Vive la France, because the European country just passed a new law that will move the French forward in terms of gender equality. The law, which has been debated since January of this year, was originally proposed by Najat Vallaud Belkacem, the minister for women's rights.
The law is multi-faceted, covering every inch of gender equality from the workplace to domestic issues, but one of the biggest changes is greater access to abortions. Since 1975, when abortion was legalized in the country, women had to prove 'distress' in order to receive an abortion. Now, all women have to prove is that they want to end their pregnancy, and the government will fund the procedure.
The abortion-related provisions may be the most controversial aspects of France's new law, but the new legislation touches several other aspects of women's rights. The law will continue to enforce equality in the workplace, particularly by encouraging paternal leave in the hopes that childcare and household duties will be more evenly split. It will aid the nation's poverty-stricken women, as well as provide support for women suffering from domestic abuse. The law doesn't stop at just helping individual women throughout France, but will work to improve the portrayal of women in the media but tackling negative stereotypes.

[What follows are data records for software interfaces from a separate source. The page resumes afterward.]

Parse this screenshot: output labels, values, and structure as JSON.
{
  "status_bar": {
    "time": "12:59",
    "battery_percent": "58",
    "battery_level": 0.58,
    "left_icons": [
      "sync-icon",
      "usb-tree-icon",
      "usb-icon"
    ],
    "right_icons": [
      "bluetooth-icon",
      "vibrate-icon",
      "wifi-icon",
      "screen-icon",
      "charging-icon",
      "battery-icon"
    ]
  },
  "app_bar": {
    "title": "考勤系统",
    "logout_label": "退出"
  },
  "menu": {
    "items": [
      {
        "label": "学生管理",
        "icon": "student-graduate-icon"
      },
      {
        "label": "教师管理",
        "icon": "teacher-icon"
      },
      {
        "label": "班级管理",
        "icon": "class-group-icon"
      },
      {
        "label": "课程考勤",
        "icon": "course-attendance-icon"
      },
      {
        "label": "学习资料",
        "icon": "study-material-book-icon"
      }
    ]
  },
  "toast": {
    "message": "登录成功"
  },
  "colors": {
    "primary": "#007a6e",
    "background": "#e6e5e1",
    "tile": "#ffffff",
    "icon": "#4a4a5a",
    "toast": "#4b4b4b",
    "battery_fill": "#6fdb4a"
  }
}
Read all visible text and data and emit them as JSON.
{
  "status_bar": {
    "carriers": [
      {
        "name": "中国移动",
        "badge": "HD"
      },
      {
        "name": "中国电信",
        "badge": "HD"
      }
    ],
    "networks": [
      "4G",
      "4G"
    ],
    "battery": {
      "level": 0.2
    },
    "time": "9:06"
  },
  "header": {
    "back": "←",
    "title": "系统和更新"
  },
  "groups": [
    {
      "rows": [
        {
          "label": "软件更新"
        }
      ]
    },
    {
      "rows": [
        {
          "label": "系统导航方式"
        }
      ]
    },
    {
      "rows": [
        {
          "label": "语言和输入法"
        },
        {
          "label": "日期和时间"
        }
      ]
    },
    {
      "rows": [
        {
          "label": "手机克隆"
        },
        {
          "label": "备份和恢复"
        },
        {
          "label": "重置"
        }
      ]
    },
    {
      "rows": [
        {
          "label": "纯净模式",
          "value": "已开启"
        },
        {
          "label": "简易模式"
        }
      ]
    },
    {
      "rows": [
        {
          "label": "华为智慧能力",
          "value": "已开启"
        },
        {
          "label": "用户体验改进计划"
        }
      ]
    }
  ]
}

Once the law is adopted, its forthcoming changes could be taking place as soon as early in 2015